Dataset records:
········

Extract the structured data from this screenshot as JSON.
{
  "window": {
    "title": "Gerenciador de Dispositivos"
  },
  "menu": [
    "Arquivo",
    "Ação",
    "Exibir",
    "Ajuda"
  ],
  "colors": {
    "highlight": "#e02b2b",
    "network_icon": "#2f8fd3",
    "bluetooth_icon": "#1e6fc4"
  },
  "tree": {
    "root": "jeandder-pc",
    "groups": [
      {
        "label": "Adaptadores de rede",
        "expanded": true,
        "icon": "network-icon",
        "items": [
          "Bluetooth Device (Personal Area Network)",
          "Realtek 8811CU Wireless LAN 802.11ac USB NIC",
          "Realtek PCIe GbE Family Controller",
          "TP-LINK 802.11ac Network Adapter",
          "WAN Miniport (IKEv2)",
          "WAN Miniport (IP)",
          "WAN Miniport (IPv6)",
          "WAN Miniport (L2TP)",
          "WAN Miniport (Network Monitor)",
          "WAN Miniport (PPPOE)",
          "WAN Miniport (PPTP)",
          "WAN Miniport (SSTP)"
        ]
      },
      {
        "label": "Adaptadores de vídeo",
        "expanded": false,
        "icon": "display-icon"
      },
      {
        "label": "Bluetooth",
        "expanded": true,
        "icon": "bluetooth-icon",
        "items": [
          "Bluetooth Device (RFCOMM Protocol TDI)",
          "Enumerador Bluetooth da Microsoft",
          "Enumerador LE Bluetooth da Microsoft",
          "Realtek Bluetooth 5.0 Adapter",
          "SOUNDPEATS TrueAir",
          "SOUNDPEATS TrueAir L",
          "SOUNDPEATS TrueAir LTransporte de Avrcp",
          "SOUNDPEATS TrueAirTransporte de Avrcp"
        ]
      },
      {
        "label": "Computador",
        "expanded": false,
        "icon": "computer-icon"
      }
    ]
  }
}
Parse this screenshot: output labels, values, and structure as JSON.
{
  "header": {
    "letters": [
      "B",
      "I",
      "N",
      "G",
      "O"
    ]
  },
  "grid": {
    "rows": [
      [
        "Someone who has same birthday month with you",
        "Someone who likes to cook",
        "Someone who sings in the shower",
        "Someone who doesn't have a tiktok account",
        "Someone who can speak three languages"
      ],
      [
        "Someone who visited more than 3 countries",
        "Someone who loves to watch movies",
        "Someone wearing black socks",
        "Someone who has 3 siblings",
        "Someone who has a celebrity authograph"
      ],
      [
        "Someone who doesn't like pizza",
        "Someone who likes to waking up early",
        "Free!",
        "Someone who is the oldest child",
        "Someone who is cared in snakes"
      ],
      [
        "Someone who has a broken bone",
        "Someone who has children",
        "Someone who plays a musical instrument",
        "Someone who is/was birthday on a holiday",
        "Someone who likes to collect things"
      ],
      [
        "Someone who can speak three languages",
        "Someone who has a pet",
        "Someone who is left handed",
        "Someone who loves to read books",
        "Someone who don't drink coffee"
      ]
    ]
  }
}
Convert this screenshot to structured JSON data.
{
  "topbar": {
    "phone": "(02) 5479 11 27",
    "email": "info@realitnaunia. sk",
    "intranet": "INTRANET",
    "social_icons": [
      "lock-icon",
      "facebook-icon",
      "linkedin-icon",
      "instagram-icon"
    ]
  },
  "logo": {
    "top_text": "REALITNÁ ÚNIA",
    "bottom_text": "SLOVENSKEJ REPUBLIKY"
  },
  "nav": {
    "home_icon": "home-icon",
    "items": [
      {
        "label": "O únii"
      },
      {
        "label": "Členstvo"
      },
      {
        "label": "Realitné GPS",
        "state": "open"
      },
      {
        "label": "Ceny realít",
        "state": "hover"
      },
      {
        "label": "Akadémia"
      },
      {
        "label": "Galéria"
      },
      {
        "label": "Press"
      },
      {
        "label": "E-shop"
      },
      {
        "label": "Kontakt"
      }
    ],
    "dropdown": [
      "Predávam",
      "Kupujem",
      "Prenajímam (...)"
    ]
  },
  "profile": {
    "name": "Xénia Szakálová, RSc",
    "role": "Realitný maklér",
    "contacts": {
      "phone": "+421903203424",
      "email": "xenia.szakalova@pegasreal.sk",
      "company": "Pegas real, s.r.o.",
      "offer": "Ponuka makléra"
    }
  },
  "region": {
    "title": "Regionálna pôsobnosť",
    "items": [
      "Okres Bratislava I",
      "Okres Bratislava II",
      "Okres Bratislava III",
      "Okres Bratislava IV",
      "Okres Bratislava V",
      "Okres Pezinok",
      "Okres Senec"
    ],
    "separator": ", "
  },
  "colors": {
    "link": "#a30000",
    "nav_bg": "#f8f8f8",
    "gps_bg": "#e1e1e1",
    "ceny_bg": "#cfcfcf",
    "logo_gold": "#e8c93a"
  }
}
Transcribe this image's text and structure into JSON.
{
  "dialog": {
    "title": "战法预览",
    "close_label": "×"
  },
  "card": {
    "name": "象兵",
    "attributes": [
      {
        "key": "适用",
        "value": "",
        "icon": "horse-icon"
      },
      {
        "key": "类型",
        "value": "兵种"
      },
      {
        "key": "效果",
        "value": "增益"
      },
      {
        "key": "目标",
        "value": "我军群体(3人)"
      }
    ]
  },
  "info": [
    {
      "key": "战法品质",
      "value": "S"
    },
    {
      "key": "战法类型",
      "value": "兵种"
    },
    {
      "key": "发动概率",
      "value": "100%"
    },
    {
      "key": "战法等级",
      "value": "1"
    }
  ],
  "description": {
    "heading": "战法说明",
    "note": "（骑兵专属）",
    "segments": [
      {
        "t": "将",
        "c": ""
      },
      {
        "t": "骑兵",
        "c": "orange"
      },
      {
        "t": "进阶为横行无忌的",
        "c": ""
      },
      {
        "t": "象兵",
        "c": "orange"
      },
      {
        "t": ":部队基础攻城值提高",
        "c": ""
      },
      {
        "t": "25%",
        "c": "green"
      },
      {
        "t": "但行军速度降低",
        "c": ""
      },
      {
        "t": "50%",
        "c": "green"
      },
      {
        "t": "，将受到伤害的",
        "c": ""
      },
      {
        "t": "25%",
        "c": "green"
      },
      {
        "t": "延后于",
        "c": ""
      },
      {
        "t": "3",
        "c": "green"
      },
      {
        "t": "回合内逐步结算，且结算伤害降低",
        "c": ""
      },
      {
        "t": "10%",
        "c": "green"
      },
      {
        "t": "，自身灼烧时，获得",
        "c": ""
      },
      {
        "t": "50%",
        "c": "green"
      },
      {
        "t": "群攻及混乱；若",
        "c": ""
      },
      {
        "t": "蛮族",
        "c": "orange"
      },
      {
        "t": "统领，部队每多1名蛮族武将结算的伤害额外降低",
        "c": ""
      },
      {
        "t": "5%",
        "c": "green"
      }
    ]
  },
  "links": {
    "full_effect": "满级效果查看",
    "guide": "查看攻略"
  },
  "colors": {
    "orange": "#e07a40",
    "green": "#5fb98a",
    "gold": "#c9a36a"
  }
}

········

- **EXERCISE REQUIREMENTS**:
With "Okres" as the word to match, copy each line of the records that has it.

- **RESPONSE TO THE EXERCISE**:
      "Okres Bratislava I",
      "Okres Bratislava II",
      "Okres Bratislava III",
      "Okres Bratislava IV",
      "Okres Bratislava V",
      "Okres Pezinok",
      "Okres Senec"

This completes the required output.